Dataset rows for apps and sites:

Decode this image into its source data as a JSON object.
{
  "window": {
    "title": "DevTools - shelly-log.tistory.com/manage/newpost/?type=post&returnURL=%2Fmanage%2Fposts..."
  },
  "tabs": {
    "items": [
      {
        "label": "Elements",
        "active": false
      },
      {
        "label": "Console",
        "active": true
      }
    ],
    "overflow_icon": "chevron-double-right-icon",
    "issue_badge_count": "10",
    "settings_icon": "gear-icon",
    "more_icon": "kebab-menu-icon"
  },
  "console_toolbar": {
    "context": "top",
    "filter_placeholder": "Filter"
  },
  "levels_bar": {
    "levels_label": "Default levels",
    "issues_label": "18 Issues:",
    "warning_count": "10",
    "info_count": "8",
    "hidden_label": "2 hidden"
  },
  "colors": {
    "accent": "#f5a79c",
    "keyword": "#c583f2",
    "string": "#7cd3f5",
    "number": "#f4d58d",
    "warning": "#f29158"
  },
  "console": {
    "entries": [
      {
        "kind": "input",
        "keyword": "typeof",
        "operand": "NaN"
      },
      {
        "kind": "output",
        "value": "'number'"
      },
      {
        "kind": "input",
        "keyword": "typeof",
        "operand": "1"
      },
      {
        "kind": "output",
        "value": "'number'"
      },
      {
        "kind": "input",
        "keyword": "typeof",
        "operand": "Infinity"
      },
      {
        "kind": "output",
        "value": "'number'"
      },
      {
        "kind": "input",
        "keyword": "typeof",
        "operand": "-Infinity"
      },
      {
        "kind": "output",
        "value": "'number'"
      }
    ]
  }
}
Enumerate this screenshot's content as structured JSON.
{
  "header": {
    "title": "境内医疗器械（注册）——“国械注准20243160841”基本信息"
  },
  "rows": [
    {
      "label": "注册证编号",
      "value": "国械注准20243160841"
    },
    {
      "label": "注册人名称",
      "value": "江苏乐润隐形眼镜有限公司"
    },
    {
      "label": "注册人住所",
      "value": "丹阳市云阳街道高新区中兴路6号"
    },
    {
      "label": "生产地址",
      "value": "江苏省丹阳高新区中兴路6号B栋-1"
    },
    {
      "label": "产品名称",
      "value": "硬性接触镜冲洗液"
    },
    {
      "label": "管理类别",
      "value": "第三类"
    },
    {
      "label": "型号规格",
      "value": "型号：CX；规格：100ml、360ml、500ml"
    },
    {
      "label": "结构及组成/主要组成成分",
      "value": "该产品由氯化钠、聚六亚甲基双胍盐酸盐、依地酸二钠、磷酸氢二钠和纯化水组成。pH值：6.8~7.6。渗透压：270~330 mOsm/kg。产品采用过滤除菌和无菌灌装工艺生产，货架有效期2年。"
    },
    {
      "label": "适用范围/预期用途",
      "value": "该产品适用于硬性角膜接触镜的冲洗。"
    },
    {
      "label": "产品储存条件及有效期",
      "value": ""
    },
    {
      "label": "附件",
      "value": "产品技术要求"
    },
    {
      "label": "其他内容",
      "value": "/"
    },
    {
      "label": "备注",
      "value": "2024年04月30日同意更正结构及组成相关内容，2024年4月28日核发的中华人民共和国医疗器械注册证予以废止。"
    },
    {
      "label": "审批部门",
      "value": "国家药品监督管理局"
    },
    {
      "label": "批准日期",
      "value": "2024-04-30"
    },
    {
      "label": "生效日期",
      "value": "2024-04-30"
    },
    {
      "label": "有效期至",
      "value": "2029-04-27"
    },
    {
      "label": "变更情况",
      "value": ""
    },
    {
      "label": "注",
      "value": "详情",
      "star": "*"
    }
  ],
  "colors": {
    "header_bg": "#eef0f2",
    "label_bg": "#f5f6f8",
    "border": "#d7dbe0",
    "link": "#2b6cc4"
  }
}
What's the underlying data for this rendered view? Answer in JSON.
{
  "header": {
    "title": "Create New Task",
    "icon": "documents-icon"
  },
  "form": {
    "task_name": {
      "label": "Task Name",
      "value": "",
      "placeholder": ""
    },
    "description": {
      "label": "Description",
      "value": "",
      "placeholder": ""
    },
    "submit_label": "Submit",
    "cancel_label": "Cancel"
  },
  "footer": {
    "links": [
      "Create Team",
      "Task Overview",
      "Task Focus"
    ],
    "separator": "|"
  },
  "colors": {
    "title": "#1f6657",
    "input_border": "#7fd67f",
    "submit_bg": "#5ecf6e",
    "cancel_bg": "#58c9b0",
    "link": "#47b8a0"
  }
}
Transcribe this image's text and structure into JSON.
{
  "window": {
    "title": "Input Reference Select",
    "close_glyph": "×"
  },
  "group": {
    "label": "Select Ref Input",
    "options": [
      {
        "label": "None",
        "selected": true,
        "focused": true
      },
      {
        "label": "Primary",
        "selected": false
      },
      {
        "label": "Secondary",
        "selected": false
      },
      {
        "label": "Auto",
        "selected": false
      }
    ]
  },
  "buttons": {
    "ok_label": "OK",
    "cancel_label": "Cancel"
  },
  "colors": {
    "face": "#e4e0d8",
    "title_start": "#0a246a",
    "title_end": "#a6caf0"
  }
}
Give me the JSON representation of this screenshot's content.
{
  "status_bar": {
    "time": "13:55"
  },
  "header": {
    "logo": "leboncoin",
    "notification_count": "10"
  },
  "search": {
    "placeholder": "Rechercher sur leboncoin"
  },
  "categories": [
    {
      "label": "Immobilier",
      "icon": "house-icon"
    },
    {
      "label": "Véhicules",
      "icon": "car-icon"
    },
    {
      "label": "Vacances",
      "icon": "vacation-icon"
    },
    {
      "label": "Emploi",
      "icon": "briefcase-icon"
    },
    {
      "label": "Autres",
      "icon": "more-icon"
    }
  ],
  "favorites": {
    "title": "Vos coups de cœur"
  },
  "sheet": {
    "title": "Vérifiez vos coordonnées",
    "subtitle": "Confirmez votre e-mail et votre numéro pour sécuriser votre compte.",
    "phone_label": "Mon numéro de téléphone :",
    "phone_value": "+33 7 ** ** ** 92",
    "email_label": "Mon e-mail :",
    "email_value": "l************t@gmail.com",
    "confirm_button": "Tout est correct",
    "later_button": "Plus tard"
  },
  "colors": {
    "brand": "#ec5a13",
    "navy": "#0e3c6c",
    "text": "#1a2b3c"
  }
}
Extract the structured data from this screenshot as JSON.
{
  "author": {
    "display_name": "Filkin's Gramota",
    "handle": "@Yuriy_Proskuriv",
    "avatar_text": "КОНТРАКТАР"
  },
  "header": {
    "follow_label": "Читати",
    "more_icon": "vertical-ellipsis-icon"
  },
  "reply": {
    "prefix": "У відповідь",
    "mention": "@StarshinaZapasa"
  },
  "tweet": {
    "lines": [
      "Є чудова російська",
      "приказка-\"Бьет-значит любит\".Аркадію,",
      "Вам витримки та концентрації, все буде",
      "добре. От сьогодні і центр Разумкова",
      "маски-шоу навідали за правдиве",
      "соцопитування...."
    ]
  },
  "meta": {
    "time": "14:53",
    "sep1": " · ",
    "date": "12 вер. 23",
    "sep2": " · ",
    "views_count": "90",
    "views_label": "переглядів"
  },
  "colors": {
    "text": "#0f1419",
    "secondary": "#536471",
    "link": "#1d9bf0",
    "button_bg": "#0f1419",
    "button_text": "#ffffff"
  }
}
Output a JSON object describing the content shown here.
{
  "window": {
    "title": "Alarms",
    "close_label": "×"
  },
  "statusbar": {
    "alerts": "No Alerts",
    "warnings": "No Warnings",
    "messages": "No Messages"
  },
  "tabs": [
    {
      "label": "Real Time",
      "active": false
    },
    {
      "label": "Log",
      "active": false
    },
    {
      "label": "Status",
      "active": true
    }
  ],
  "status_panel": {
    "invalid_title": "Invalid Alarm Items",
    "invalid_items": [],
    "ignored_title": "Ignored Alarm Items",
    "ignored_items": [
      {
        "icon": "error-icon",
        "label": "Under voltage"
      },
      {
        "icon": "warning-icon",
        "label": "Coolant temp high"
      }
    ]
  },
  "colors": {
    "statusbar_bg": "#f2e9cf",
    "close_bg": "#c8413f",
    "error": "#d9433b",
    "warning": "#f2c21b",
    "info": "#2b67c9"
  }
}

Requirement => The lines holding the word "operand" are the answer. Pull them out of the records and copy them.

Task answer =>
        "operand": "NaN"
        "operand": "1"
        "operand": "Infinity"
        "operand": "-Infinity"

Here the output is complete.